Pull out each line of the data that includes the word "Wool".

> **DATA PROVIDED**
== Segment start ==

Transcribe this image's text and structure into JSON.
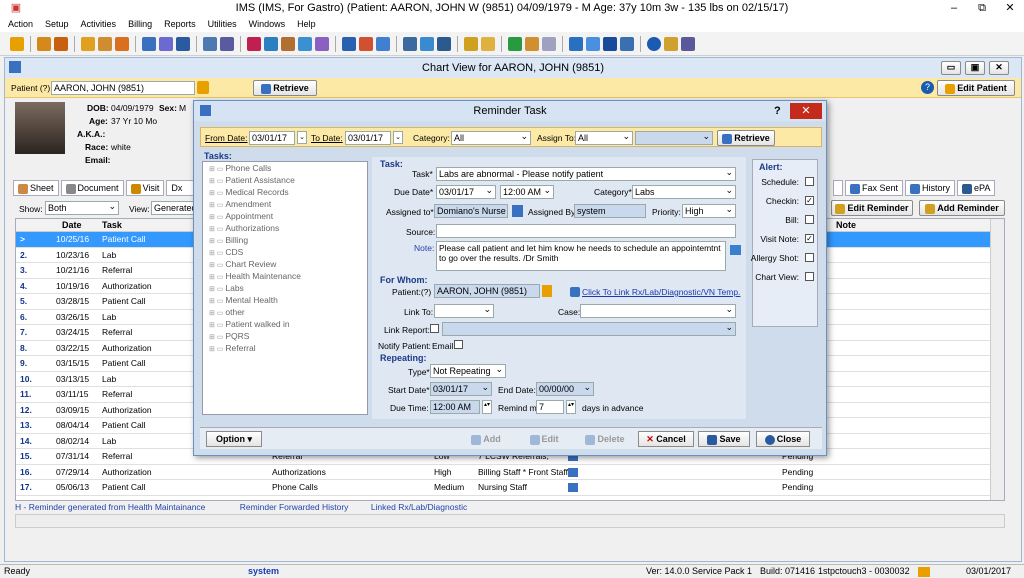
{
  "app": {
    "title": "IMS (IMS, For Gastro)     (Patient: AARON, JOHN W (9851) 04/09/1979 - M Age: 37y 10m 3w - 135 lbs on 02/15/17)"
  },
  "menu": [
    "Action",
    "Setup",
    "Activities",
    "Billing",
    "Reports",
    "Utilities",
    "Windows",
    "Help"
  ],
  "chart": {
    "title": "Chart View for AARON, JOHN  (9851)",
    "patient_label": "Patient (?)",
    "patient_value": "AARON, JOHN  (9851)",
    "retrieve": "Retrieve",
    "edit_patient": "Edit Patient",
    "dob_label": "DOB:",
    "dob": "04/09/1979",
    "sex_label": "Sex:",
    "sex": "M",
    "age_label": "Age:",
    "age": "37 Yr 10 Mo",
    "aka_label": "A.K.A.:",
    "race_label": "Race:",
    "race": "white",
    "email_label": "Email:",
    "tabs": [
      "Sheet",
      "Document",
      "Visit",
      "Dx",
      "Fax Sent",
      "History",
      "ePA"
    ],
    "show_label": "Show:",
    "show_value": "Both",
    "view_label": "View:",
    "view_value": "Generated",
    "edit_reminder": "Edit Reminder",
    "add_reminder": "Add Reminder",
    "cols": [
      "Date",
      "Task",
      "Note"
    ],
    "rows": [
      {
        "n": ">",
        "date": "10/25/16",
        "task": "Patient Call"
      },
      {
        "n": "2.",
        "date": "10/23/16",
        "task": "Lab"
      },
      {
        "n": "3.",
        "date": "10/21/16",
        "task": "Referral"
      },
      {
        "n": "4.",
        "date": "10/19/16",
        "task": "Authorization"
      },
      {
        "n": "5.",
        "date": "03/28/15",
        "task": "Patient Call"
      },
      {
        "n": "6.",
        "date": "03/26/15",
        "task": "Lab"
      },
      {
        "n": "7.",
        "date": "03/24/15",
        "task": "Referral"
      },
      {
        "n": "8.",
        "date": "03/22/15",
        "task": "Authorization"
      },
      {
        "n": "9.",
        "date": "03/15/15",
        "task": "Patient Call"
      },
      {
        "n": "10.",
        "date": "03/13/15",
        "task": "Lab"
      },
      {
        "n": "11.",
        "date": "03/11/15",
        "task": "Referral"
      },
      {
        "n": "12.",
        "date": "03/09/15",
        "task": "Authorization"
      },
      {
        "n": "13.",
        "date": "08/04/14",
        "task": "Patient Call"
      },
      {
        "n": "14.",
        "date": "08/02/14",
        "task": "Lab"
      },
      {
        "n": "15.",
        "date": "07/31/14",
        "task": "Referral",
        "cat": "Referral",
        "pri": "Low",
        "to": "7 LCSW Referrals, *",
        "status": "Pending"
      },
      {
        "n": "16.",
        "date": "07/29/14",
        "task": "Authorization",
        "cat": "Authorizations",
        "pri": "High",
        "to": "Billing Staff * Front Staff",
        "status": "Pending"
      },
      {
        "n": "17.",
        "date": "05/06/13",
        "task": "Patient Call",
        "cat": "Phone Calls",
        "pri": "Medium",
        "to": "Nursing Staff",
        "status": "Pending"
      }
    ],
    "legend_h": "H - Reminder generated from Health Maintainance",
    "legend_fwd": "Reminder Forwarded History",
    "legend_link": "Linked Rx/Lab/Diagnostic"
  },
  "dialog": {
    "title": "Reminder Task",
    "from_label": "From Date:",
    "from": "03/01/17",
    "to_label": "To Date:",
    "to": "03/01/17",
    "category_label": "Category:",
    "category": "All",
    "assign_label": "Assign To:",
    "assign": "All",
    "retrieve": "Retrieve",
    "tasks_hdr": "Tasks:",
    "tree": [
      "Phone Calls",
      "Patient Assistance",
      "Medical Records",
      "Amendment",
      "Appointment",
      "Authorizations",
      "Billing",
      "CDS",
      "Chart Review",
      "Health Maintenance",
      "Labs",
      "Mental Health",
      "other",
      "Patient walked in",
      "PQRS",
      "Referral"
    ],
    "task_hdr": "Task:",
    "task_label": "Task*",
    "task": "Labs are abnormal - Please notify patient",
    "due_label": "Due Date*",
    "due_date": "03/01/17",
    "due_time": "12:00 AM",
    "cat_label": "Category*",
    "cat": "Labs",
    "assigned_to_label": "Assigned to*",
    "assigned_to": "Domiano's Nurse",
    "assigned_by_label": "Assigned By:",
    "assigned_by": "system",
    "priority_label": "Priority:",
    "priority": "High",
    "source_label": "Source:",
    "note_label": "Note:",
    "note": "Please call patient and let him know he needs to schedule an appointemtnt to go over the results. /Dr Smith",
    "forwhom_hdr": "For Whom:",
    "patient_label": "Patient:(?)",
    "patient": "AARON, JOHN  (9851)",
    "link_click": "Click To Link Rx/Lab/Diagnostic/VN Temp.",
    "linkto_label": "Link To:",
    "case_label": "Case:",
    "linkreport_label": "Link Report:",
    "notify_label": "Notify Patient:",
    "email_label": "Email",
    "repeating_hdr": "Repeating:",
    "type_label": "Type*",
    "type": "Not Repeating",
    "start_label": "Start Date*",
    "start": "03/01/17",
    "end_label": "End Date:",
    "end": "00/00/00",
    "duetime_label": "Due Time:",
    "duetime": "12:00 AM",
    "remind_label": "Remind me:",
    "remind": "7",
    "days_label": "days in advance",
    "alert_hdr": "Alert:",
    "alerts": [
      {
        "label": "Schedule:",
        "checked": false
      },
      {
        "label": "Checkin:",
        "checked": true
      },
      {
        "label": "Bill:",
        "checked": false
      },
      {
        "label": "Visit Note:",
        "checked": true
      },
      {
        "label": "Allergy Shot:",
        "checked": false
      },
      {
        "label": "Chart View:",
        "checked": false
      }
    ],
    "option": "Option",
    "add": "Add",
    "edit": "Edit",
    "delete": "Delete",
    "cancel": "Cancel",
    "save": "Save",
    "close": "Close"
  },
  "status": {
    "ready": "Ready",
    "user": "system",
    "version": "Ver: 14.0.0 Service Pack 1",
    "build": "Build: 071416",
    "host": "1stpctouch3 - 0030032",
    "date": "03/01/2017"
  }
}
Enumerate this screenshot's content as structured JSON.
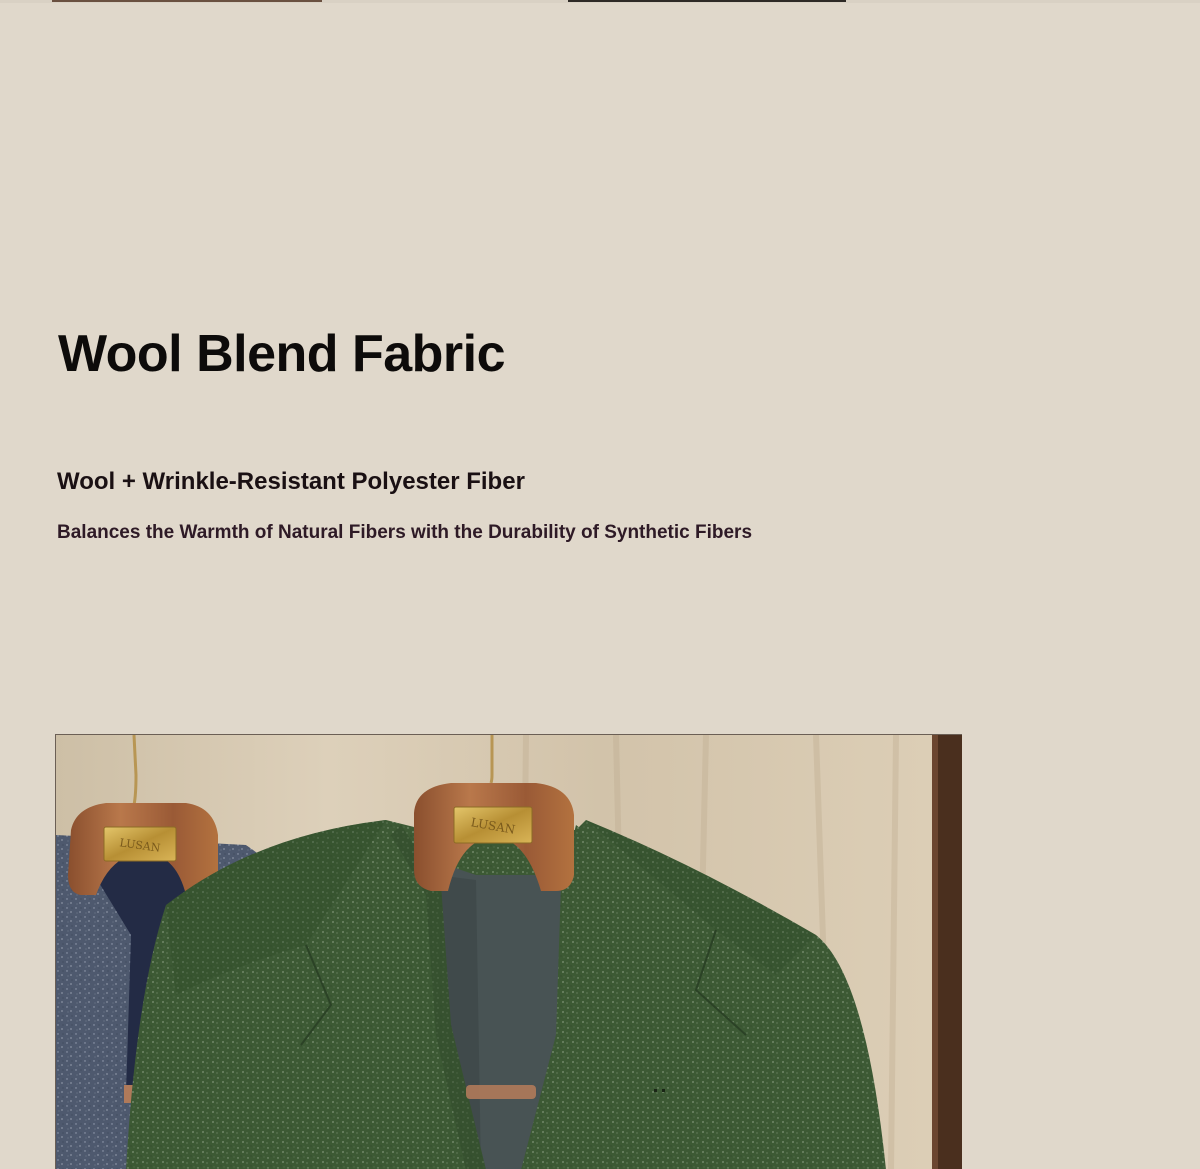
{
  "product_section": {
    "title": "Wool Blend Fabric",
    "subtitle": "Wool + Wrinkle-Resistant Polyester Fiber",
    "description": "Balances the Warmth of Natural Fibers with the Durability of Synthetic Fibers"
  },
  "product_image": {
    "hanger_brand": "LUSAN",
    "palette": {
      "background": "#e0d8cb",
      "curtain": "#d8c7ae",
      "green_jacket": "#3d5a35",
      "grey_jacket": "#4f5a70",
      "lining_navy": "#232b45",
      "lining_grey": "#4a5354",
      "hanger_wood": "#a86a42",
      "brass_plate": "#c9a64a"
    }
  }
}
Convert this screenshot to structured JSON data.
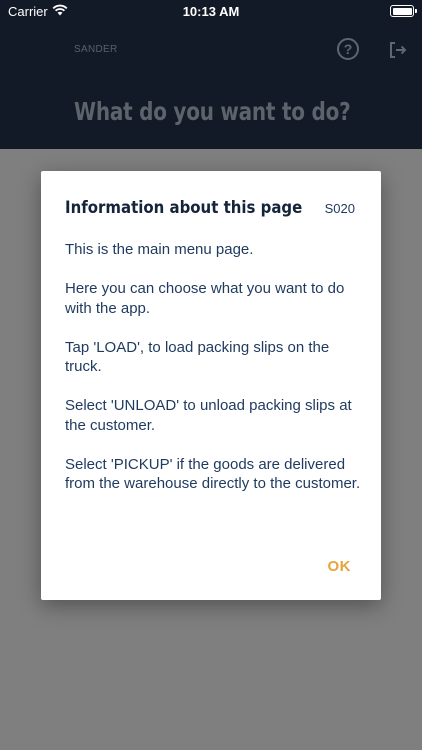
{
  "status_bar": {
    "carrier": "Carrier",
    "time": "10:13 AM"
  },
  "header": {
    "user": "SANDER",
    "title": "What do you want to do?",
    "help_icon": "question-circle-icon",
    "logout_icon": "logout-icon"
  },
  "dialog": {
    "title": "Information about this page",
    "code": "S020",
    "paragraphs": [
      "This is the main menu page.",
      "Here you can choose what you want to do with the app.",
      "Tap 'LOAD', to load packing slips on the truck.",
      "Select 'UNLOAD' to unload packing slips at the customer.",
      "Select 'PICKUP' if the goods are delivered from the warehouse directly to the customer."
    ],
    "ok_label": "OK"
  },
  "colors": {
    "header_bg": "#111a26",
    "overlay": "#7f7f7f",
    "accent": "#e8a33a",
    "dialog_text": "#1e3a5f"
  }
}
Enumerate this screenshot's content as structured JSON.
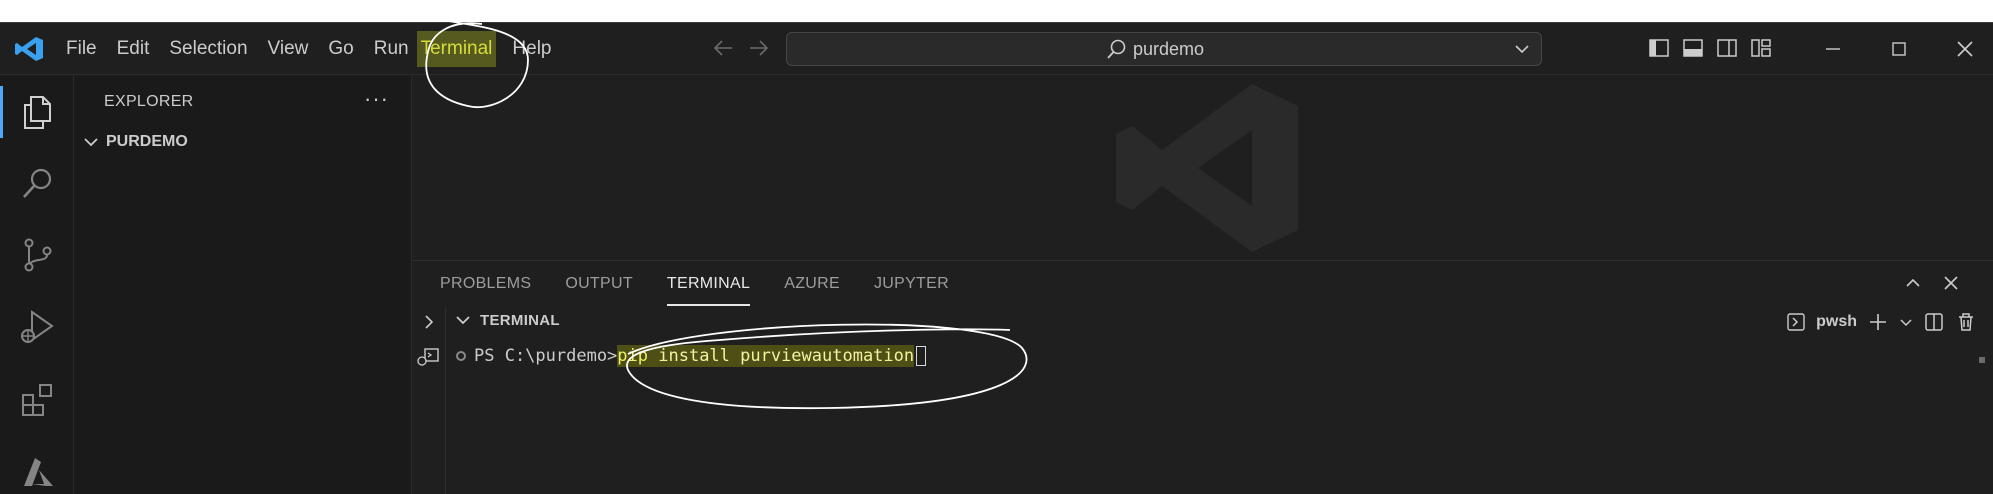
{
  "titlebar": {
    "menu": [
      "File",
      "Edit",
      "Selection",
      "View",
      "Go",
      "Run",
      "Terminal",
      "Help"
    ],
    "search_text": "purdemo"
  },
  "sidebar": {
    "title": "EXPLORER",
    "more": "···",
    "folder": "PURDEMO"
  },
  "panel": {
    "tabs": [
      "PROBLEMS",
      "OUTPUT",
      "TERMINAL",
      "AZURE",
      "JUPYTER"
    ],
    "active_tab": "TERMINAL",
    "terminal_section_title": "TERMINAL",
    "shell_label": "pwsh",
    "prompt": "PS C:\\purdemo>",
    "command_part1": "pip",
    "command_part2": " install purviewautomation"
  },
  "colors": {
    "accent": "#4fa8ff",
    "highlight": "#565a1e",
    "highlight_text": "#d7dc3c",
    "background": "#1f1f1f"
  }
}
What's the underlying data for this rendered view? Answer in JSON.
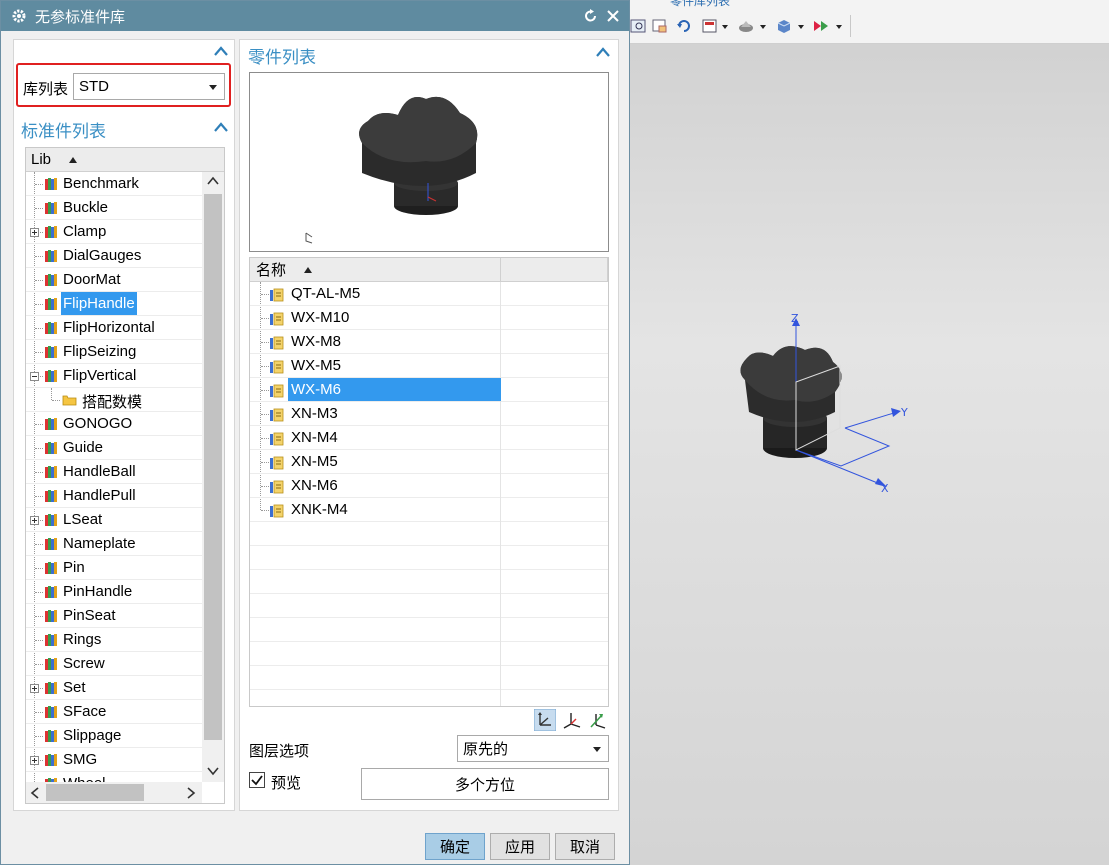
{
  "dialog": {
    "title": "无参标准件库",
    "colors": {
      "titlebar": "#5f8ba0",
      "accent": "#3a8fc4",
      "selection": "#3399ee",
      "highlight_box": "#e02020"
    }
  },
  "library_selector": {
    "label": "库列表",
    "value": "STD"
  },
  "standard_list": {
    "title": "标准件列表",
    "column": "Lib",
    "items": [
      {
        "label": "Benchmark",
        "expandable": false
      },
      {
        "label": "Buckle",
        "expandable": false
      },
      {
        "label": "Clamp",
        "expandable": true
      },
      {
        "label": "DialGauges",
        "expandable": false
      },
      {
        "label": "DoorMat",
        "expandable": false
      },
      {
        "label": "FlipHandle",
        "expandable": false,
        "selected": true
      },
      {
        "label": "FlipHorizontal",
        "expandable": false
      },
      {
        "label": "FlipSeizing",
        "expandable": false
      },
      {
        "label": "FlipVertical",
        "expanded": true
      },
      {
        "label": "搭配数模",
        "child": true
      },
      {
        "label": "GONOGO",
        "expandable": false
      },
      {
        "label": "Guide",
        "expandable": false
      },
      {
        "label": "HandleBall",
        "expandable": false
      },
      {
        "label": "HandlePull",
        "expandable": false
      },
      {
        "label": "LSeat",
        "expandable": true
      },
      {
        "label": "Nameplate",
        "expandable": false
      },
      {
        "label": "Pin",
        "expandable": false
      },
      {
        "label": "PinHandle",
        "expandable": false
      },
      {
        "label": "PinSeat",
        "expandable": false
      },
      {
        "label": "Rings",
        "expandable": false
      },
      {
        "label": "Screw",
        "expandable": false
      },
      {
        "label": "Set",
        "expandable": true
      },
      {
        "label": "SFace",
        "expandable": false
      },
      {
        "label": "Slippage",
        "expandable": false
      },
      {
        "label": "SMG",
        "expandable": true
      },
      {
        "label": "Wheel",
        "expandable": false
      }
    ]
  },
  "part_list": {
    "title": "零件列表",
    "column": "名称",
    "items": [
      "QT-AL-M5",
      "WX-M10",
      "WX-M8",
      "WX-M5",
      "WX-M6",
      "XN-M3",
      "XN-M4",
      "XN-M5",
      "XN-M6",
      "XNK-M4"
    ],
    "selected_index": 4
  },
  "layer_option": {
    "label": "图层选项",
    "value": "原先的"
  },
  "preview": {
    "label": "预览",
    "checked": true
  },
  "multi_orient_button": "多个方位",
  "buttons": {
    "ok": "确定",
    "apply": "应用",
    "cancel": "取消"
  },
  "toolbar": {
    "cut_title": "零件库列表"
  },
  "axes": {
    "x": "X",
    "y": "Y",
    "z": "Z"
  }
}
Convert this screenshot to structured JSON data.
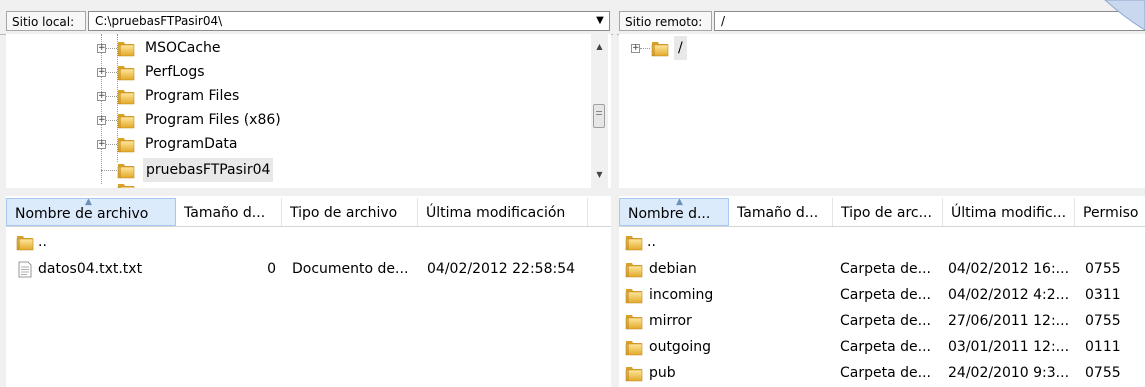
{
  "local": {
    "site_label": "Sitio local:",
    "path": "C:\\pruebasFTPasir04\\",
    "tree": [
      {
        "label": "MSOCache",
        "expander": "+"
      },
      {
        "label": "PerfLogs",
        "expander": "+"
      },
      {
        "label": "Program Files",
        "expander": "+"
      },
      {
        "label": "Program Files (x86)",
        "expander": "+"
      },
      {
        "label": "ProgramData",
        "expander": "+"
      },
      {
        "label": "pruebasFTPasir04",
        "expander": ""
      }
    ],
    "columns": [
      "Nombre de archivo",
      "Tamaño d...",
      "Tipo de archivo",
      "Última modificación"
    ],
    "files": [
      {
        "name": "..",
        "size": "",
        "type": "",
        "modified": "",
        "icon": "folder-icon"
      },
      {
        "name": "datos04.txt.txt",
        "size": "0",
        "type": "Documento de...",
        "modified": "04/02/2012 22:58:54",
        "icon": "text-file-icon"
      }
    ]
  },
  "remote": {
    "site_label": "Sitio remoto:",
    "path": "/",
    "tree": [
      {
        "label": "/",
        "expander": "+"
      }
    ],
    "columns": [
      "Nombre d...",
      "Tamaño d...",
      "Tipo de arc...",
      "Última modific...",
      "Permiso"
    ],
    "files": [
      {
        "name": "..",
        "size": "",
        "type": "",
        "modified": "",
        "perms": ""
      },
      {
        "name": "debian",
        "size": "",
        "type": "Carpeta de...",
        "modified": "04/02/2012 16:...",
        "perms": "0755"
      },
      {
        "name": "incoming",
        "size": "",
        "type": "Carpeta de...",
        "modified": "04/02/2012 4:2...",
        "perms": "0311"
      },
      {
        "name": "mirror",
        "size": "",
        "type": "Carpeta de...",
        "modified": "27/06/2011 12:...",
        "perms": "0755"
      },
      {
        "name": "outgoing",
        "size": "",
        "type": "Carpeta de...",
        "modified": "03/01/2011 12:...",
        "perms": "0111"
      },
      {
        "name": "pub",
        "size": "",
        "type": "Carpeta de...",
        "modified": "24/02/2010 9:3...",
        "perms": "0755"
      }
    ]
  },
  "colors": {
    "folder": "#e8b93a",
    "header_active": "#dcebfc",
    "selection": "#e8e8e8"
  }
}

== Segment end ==

> **RESULT OF THE EXERCISE**
    "title": "Wool Blend Fabric",
    "subtitle": "Wool + Wrinkle-Resistant Polyester Fiber",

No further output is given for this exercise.